[SUPPLIED DATA]:
============================================================

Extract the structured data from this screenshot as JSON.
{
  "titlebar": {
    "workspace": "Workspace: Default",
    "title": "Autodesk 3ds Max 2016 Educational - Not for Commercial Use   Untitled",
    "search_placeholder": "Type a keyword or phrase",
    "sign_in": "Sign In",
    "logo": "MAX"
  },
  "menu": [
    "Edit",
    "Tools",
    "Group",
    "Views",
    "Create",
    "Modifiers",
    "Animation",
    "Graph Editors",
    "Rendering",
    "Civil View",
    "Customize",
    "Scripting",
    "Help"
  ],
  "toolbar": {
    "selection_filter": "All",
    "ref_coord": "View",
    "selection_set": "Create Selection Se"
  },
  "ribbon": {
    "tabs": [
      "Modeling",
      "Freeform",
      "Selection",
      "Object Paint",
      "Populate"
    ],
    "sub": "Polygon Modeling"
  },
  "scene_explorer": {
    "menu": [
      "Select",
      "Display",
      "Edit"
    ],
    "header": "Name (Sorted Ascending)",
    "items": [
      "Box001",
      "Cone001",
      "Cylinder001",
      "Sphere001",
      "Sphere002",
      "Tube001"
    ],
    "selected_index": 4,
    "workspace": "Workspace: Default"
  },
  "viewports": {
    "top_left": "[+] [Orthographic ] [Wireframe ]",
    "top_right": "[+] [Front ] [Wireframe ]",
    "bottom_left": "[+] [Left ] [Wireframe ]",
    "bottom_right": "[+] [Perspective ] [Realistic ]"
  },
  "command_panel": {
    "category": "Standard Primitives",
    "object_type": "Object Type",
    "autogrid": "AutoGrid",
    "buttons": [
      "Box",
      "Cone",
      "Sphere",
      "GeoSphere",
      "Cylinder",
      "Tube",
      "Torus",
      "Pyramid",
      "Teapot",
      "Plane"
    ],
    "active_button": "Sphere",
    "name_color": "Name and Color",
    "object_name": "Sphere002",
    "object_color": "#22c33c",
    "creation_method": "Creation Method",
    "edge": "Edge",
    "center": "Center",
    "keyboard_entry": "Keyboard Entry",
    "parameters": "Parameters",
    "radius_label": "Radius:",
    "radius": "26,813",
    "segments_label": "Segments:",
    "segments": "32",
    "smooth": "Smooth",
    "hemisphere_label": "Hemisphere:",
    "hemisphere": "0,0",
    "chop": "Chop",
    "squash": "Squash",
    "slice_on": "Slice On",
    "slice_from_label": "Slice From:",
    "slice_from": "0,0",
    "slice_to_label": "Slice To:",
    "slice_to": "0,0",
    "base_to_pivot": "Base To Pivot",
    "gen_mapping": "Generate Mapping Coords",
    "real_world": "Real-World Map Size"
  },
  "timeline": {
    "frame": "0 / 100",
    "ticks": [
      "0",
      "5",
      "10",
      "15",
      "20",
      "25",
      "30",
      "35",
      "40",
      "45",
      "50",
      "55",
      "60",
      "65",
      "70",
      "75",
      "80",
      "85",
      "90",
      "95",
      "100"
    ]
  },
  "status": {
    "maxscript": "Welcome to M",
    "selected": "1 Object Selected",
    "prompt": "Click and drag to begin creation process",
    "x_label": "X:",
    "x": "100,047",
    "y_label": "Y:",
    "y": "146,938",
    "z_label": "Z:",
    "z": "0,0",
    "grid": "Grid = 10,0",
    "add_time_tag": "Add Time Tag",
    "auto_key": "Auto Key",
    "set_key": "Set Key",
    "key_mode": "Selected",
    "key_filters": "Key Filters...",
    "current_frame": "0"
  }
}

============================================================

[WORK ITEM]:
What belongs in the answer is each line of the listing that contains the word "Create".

[EXERCISE ANSWER]:
    "Create",
    "selection_set": "Create Selection Se"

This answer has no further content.